There are 18 songs in the Premiere Program, but two had been excised during Previews before opening night. In a program insert, though, were an additional reprise and a “Finale” not listed previously. Director Bill Berry has been adamant about using early audience reaction to edit the musical. It is almost certain to be honed further before traveling to Seattle, and maybe further there in a bigger venue. Still, the satire would benefit from being less heavy-handed and a lighter touch wouldn’t hurt either the frame or some of the swing-song music plus lyrics.

Max Crumm, Cayman Ilika, Charlie Johnson, Connor Russell, Sarah Rose Davis, Billie Wildrick, Clifton Oliver, Taryn Darr, Andrew Chappelle, Brandon O”Neill, Michael Thomas Holmes, Lauren Marcus, Kevin Pariseau, Ann Morrison; Musicians: Jon Berger, Nick Bruno, Tom Ellison, Judi Glover, Troy Messner, David Pruyn, Bill Swartzbaugh; Swings: Scott Kuiper, Kelly Elizabeth Smith

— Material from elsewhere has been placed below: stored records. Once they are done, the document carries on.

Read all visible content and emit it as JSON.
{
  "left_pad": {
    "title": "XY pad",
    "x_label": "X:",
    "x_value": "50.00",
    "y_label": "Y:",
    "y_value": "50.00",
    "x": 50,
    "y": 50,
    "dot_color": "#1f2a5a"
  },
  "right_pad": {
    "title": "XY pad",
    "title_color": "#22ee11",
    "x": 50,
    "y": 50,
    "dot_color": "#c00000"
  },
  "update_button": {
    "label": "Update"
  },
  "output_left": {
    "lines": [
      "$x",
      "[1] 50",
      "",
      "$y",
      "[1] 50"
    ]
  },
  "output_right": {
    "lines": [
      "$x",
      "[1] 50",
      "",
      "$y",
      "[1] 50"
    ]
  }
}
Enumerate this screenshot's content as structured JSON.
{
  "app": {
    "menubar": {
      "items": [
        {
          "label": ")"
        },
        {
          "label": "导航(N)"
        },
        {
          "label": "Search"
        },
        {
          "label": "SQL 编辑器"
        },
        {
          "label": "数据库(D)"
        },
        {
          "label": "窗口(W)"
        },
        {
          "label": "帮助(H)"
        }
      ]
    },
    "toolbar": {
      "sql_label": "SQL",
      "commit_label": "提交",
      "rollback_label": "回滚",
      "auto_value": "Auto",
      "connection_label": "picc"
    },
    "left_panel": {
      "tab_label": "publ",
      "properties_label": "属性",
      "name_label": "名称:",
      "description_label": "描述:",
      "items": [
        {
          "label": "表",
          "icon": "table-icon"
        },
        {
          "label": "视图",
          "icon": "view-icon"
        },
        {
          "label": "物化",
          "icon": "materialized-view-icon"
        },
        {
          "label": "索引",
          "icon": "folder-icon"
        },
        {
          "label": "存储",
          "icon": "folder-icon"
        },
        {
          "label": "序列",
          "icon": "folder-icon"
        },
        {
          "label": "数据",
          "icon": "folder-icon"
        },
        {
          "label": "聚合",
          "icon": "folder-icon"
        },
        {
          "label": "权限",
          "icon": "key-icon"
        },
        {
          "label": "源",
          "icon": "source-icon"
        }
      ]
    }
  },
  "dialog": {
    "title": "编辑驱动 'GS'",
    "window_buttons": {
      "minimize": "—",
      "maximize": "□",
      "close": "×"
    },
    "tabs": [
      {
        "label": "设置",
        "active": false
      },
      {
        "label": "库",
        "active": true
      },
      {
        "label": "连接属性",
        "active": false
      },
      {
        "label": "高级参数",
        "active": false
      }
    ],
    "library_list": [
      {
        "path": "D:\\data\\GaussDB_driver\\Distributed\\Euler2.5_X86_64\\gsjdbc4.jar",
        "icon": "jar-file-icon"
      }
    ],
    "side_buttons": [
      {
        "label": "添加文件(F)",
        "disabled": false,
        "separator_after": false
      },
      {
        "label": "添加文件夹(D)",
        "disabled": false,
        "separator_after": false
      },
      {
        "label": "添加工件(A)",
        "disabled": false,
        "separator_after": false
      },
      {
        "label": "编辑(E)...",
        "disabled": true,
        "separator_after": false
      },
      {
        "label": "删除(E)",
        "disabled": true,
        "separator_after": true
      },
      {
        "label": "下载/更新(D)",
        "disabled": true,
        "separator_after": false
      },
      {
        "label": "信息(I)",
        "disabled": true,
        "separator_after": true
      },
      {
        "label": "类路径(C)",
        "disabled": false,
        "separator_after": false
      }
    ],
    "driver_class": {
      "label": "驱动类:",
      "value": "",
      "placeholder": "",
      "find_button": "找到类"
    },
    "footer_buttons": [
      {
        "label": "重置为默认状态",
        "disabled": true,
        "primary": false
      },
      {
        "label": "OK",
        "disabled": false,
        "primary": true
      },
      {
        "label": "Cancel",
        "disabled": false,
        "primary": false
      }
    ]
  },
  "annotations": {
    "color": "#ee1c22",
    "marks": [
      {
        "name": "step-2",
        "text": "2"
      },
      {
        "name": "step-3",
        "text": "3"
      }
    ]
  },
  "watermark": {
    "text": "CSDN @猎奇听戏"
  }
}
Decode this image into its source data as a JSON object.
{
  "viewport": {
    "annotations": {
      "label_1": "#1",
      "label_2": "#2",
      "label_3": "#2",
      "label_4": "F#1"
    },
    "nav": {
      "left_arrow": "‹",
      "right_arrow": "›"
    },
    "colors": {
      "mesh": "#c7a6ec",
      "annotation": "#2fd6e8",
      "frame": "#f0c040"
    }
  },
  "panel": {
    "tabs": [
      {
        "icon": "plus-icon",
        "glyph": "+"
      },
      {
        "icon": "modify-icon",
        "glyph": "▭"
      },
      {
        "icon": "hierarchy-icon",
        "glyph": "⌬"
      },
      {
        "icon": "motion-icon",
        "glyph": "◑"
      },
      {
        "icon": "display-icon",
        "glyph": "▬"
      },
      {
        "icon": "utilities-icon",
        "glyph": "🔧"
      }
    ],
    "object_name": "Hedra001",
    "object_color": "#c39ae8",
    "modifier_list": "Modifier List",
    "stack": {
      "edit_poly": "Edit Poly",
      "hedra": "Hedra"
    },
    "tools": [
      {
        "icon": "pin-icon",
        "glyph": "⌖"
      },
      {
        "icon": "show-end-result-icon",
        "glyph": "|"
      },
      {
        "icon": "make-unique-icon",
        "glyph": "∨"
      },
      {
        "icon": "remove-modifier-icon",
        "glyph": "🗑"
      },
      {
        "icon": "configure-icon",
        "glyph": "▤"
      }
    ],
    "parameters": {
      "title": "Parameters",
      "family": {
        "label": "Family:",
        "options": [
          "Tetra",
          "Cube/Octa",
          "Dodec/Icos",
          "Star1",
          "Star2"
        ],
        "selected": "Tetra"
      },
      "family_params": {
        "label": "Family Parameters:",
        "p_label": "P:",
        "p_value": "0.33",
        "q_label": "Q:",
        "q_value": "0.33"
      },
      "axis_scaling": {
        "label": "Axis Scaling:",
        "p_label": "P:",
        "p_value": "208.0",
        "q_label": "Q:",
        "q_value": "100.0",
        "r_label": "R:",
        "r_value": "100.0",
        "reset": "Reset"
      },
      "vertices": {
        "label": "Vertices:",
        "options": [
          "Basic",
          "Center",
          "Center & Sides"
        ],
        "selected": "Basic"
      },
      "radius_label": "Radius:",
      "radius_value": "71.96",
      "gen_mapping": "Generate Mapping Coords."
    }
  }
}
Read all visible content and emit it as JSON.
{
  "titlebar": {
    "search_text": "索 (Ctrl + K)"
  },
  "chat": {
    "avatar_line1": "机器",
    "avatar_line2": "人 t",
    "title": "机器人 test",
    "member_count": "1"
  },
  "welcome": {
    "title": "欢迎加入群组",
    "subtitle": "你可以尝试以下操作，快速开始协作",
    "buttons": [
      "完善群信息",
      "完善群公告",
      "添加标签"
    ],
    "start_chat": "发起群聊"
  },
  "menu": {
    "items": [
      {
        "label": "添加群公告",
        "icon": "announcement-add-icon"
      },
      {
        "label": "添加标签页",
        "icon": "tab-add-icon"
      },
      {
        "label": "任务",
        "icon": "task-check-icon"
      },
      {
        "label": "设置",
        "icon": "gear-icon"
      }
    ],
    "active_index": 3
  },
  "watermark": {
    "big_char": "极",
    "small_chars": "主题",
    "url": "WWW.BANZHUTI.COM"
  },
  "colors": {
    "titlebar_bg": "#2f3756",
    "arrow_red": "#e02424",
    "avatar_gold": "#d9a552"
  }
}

Musical Director: Kat Sherrell; Orchestrations & Vocal & Dance Arrangements: Steve Orich; Set: David Gallo; Costumes: David C. Woolard; Lights: Mike Baldassari; Sound: Justin Stasiw; Hair,Wigs: Michelle Hart
Marie J. Kilker
Date Reviewed: 
May 2017